The Evolutionary Psychology FAQ

Edward H. Hagen, Institute for Theoretical Biology, Berlin

What is a psychological adaptation?

A psychological adaptation is a functional component of the nervous system that solves a particular reproductive problem. Information processing is the highly abstract domain upon which psychological adaptations are thought to operate. That is, the reproductive problems solved by the nervous system are thought to be best characterized as information processing problems. Computer algorithms, broadly construed, are usually thought to provide the best model currently available for the information processing abilities of psychological adaptations. This model of animal psychology derives, in part, from the following observations:

The information content of a physical system is the number of distinct and detectable states that that system can assume.

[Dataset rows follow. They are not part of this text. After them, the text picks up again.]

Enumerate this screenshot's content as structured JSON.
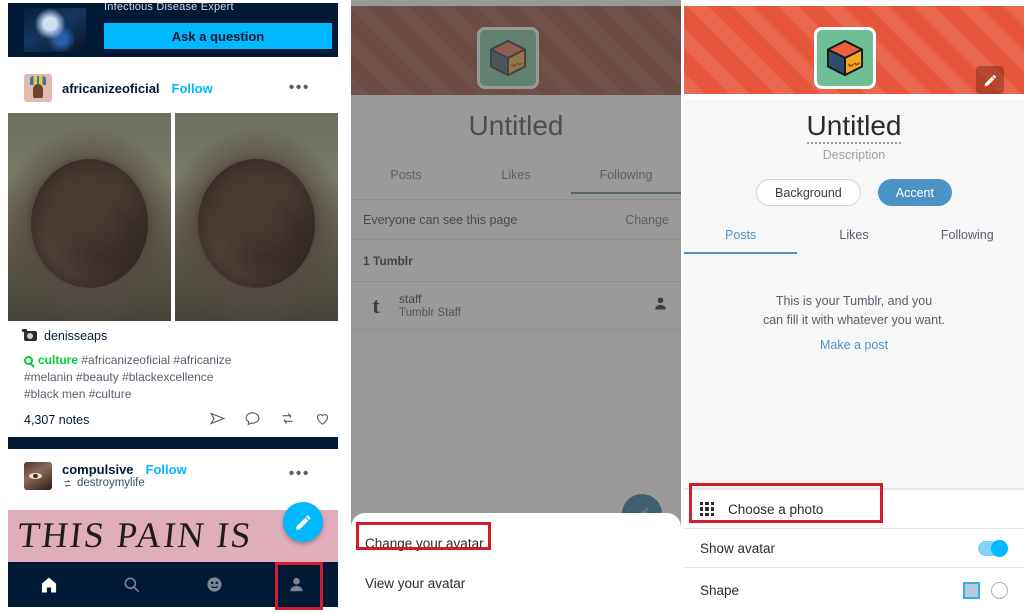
{
  "panels": {
    "feed": {
      "promo": {
        "title": "Infectious Disease Expert",
        "button_label": "Ask a question"
      },
      "post1": {
        "username": "africanizeoficial",
        "follow_label": "Follow",
        "more_label": "•••",
        "source_blog": "denisseaps",
        "search_tag": "culture",
        "tags": "#africanizeoficial  #africanize\n#melanin  #beauty  #blackexcellence\n#black men  #culture",
        "tags_line1": "#africanizeoficial  #africanize",
        "tags_line2": "#melanin  #beauty  #blackexcellence",
        "tags_line3": "#black men  #culture",
        "notes": "4,307 notes"
      },
      "post2": {
        "username": "compulsive",
        "follow_label": "Follow",
        "reblog_from": "destroymylife",
        "more_label": "•••",
        "image_text": "THIS  PAIN  IS"
      },
      "fab": "compose-pencil",
      "tabs": [
        {
          "name": "home",
          "icon": "home-icon",
          "active": true
        },
        {
          "name": "search",
          "icon": "search-icon",
          "active": false
        },
        {
          "name": "activity",
          "icon": "smiley-icon",
          "active": false
        },
        {
          "name": "account",
          "icon": "person-icon",
          "active": false
        }
      ],
      "highlight": "account-tab"
    },
    "middle": {
      "blog_title": "Untitled",
      "avatar_icon": "cube-avatar",
      "tabs": [
        {
          "label": "Posts",
          "active": false
        },
        {
          "label": "Likes",
          "active": false
        },
        {
          "label": "Following",
          "active": true
        }
      ],
      "visibility_text": "Everyone can see this page",
      "visibility_action": "Change",
      "count_label": "1 Tumblr",
      "following": [
        {
          "avatar": "tumblr-t-icon",
          "name": "staff",
          "subtitle": "Tumblr Staff",
          "trailing_icon": "person-icon"
        }
      ],
      "sheet": {
        "items": [
          {
            "label": "Change your avatar",
            "highlighted": true
          },
          {
            "label": "View your avatar",
            "highlighted": false
          }
        ]
      },
      "fab": "compose-pencil"
    },
    "right": {
      "blog_title": "Untitled",
      "description_placeholder": "Description",
      "avatar_icon": "cube-avatar",
      "edit_banner_icon": "pencil-icon",
      "pills": [
        {
          "label": "Background",
          "style": "outline"
        },
        {
          "label": "Accent",
          "style": "filled"
        }
      ],
      "tabs": [
        {
          "label": "Posts",
          "active": true
        },
        {
          "label": "Likes",
          "active": false
        },
        {
          "label": "Following",
          "active": false
        }
      ],
      "empty_line1": "This is your Tumblr, and you",
      "empty_line2": "can fill it with whatever you want.",
      "make_post_label": "Make a post",
      "options": [
        {
          "icon": "grid-icon",
          "label": "Choose a photo",
          "control": "none",
          "highlighted": true
        },
        {
          "icon": "none",
          "label": "Show avatar",
          "control": "toggle-on",
          "highlighted": false
        },
        {
          "icon": "none",
          "label": "Shape",
          "control": "shape-picker",
          "highlighted": false
        }
      ],
      "shape_selected": "square"
    }
  },
  "colors": {
    "tumblr_navy": "#001935",
    "tumblr_blue": "#00b8ff",
    "highlight_red": "#d01c2b",
    "accent_blue": "#4a93c4",
    "banner_orange": "#e6563a",
    "banner_orange_dim": "#8c3422",
    "avatar_green": "#6dbf96",
    "tag_green": "#00cf35"
  }
}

Thus, a light switch can be either off or on--two distinct states that can be abstractly represented by 0 and 1. Since two is the minimum number of discrete states possible for any system, the minimum unit of information--the bit--represents two states (e.g., 0 or 1). Notice that flipping a light switch on or off is a physical transformation of the switch that requires *energy.* This is true of any change in the information state of any system. All 'information processing' involves energy dissipating transformations of physical systems. Because all adaptations (e.g., hearts, lungs, etc.) effect transformations of physical systems that involve a change in the informational state of that system, all adaptations can be thought of as 'processing information'. THERE IS NO FUNDAMENTAL OR QUALITATIVE DIFFERENCE BETWEEN INFORMATION PROCESSING ADAPTATIONS (i.e. psychological adaptations) AND ANY OTHER TYPE OF ADAPTATION!

All adaptations effect physical transformations of target systems (e.g., the lens focuses light, muscles move bones) that can be construed as changing the informational state of the target system. So, in principle, the information processing model could be applied to all adaptations. However, there are quantitative differences that usefully distinguish information processing adaptations from other adaptations:

1. High information content--the system can assume a large number of distinct and detectable states. For example, hearts can assume only a limited number of different states (e.g., beating fast, beating slow), whereas the retina can assume an astronomically large number of different states (e.g., all the possible combinations of activation levels of the 125 million rods and 6.5 million cones in each eye)

2. State transformations only require small amounts of energy. Again, heart muscle requires a significant amount of energy to contract compared to the amount of energy necessary to activate a cone on the retina.

3. State transformations can occur very rapidly. The frequency of contractions of heart muscle is slow compared to the potential frequency of state changes in the cones of the retina.

The structure of animal senses suggest that the information processing model is apt. Animals devote a considerable fraction of tissue to sensors. Skin contains an extremely high density of tactile receptor cells that can individually change state in response to touch, temperature, and tissue damage. For example, the human hand has 17,000 such cells per square inch. Further, the energy required to register a sensation is relatively low. Finally, in addition to their high spatial density, receptor cells also possess the ability to represent changes with a high degree of temporal resolution. These cells are connected to the brain by nerve fibers that can communicate state changes in about 1/50 of a second. Thus, the properties of tactile sensors matches our definition of information processing adaptations quite well. If we then consider that animals also possess other high bandwidth sensors like eyes, ears, taste, and smell, and that each of these can assume a *vast* number of possible states in response to environmental conditions, we are forced to conclude that animals are organized to collect astronomical quantities of information, information which must then undergo further processing in order result in reproduction facilitating actions on the part of the animal. These, then, are the functions of psychological adaptations: collect information on the environment (including the organism itself), process this information to extract reproductively salient conclusions about the environment (e.g., there is a predator staring at me), and initiate reproduction facilitating transformations of appropriate target systems (e.g., turn around and run).

Copyright 1999-2002 Edward H. Hagen